|Single by George Jones|
|from the album White Lightning and Other Favorites|
|B-side||"Long Time to Forget"|
|Released||February 9, 1959|
|Genre||Rock and roll, rockabilly, country|
|Songwriter(s)||J. P. Richardson|
|George Jones singles chronology|
"White Lightning" is a song written by the rockabilly artist J. P. Richardson, best known by his stage name, the Big Bopper. The song was recorded by American country music artist George Jones and released as a single in February 1959. On April 13, 1959, Jones' version was the first number-one single of his career. The song has since been covered by numerous artists.
Recording and composition
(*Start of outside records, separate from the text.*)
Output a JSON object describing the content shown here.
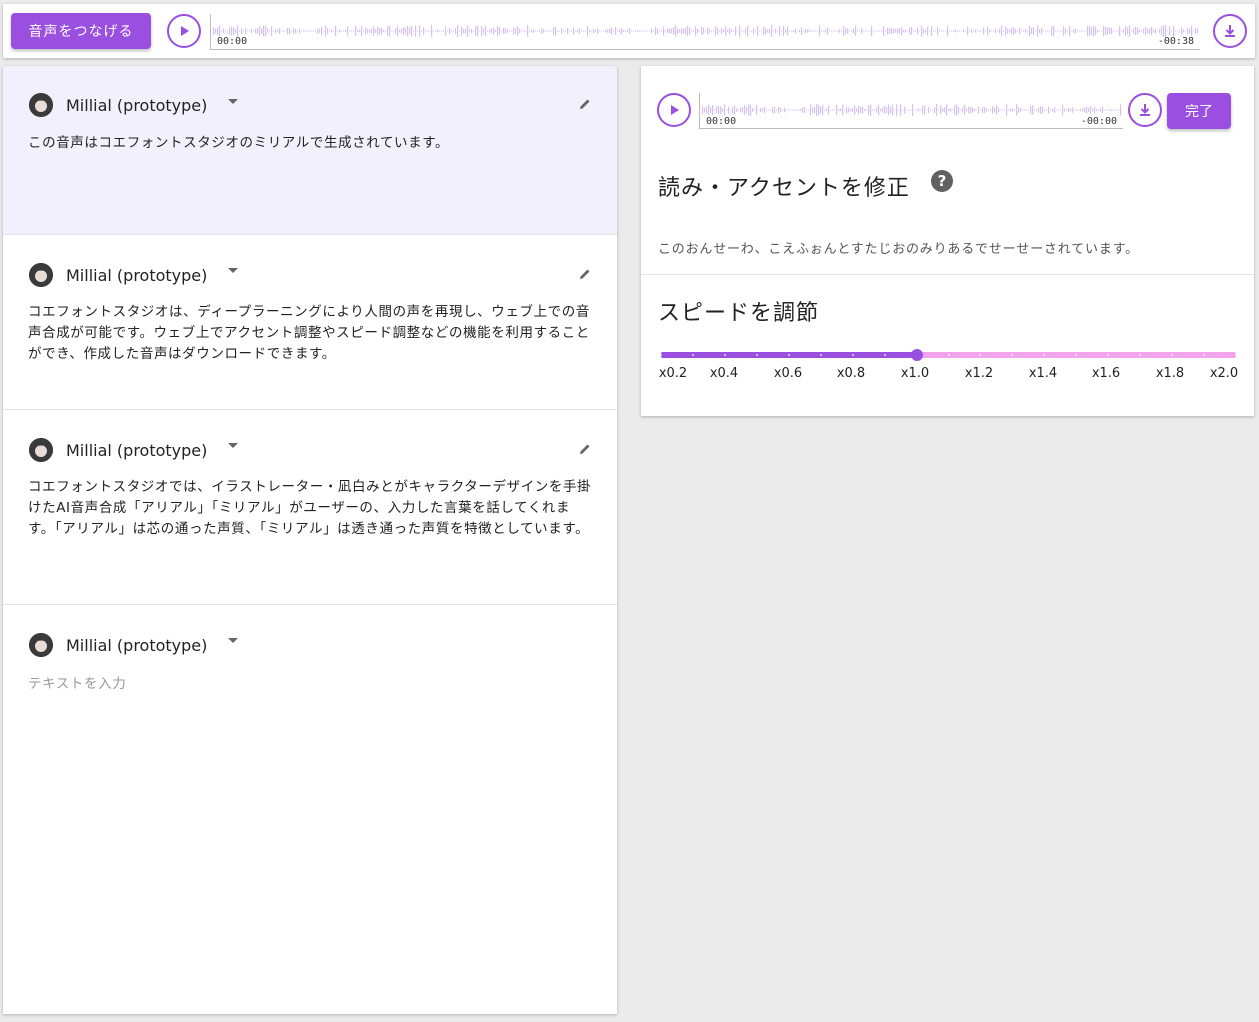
{
  "topbar": {
    "join_label": "音声をつなげる",
    "time_start": "00:00",
    "time_end": "-00:38"
  },
  "blocks": [
    {
      "speaker": "Millial (prototype)",
      "text": "この音声はコエフォントスタジオのミリアルで生成されています。"
    },
    {
      "speaker": "Millial (prototype)",
      "text": "コエフォントスタジオは、ディープラーニングにより人間の声を再現し、ウェブ上での音声合成が可能です。ウェブ上でアクセント調整やスピード調整などの機能を利用することができ、作成した音声はダウンロードできます。"
    },
    {
      "speaker": "Millial (prototype)",
      "text": "コエフォントスタジオでは、イラストレーター・凪白みとがキャラクターデザインを手掛けたAI音声合成「アリアル」「ミリアル」がユーザーの、入力した言葉を話してくれます。「アリアル」は芯の通った声質、「ミリアル」は透き通った声質を特徴としています。"
    },
    {
      "speaker": "Millial (prototype)",
      "placeholder": "テキストを入力"
    }
  ],
  "editor": {
    "time_start": "00:00",
    "time_end": "-00:00",
    "done_label": "完了",
    "accent_title": "読み・アクセントを修正",
    "help_glyph": "?",
    "reading": "このおんせーわ、こえふぉんとすたじおのみりあるでせーせーされています。",
    "speed_title": "スピードを調節",
    "speed": {
      "min": 0.2,
      "max": 2.0,
      "value": 1.0,
      "labels": [
        "x0.2",
        "x0.4",
        "x0.6",
        "x0.8",
        "x1.0",
        "x1.2",
        "x1.4",
        "x1.6",
        "x1.8",
        "x2.0"
      ]
    }
  },
  "colors": {
    "accent": "#9a4fe0",
    "track": "#f3a3ee",
    "selected_block": "#f3f0fd"
  }
}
In his 1997 autobiography, I Lived To Tell It All, Jones recalls arriving for the recording session under the influence of a great deal of alcohol and the track took approximately 80 takes. This was perhaps understandable since his lifelong friend the Big Bopper – whose composition he was recording – had been killed during the preceding week on "the day the music died". To make matters worse, Buddy Killen, who played the upright bass on the recording, was reported as having severely blistered fingers from having to play his bass part 80 times. Killen not only threatened to quit the session, but also threatened to physically harm Jones for the painful consequences of Jones' drinking. Ultimately, producer Pappy Daily opted to use the first take of the song, even though Jones flubs the word "slug" (Jones would intentionally mimic this mistake in live performances and subsequent re-recordings of the song). Former Starday president Don Pierce later explained to Jones' biographer Bob Allen, "We tried doing the song again, but it never was as good as it was that first time. So we just released it that way."
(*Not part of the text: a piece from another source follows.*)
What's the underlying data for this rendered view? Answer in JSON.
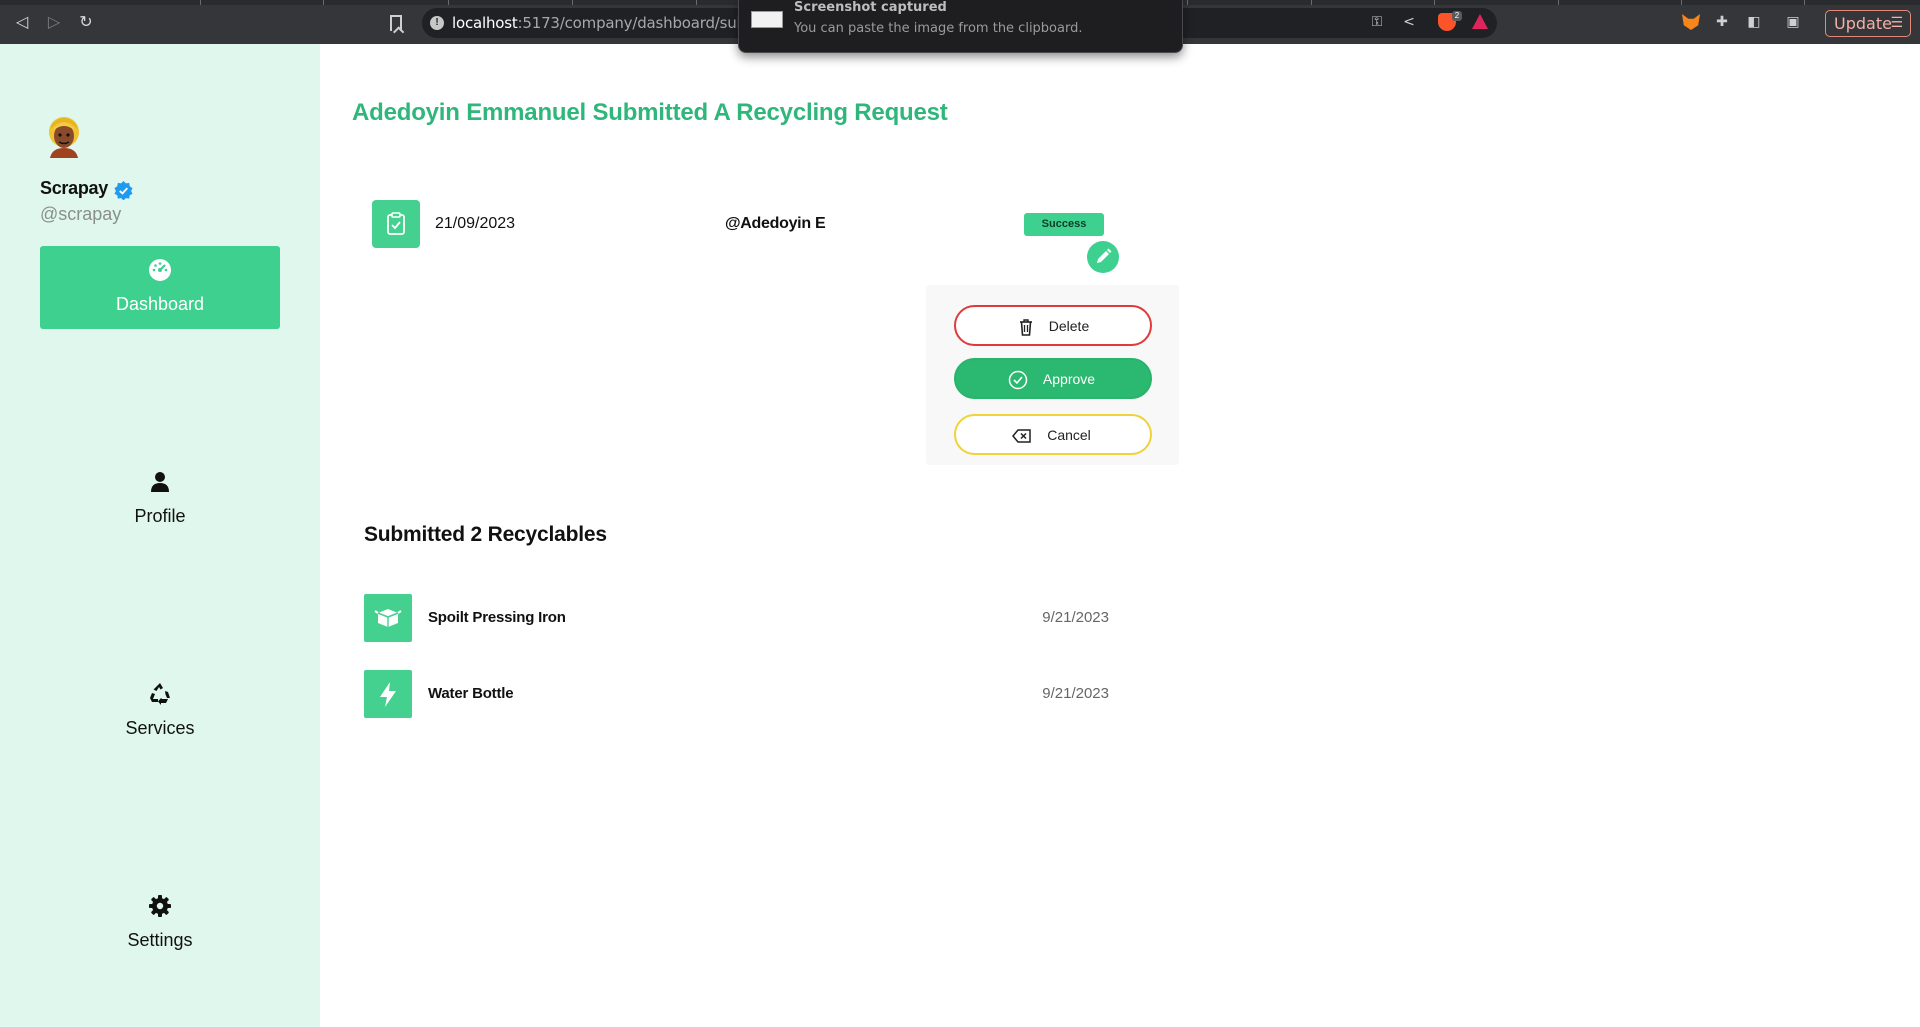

"White Lightning" became Jones' first number-one country hit - with a more convincing rock and roll sound than the half-hearted rockabilly cuts he had previously recorded. In the liner notes to the 1994 compilation Cup of Loneliness: The Classic Mercury Years, country music historian Colin Escott writes, "Ironically, it became the pop hit Mercury had been hoping for all long...George hee-hawed it up in a giddy, bilbous frenzy." The song gave Jones, a notorious critic of pop-country crossovers in his later years, the best showing he would ever achieve on the pop chart as well, peaking at No. 73.
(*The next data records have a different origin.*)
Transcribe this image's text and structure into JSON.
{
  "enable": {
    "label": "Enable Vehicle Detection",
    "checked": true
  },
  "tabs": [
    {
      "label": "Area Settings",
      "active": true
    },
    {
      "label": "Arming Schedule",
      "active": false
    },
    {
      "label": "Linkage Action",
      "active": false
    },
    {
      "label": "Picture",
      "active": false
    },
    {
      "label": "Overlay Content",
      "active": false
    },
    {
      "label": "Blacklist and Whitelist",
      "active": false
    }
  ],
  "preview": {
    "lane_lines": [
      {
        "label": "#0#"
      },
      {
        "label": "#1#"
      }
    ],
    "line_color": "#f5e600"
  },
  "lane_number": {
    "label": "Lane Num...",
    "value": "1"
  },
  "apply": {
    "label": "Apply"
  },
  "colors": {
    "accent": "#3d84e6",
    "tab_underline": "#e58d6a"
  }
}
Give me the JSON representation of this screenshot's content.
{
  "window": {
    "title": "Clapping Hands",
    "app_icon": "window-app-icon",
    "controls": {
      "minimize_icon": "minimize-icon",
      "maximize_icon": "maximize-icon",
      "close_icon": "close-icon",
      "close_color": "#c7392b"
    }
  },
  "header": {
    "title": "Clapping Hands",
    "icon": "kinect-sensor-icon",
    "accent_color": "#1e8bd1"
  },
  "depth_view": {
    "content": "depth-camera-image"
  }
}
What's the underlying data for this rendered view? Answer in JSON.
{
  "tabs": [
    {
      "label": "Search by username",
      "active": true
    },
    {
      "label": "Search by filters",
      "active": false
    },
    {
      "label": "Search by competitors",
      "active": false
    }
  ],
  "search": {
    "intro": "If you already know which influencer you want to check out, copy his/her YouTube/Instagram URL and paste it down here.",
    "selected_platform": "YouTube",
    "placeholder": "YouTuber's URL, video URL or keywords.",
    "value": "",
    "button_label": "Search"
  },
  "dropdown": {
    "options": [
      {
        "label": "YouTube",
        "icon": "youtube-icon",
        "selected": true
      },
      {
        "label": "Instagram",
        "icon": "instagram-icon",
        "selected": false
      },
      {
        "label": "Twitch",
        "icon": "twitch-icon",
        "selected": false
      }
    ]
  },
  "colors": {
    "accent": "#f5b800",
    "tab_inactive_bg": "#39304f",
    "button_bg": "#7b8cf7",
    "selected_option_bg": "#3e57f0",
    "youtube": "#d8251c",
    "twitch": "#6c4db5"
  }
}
- Waylon Jennings recorded the song for RCA.
- Glen Campbell recorded the song in 1969 on his album Glen Campbell Live
- Shakin' Stevens and the Sunsets covered the song on their 1972 album Rockin' and Shakin'.
- Hank Williams, Jr. did a cover of the song on his 1979 album Whiskey Bent and Hell Bound.
- Manchester post-punk band The Fall covered the song on their 1991 album Shift-Work.
- Frenchie Burke aka Fiddlin' Frenchie Burke did a cover of the song on his album of the same name in 2011.
|U.S. Billboard Hot C&W Sides||1|
|U.S. Billboard Hot 100||73|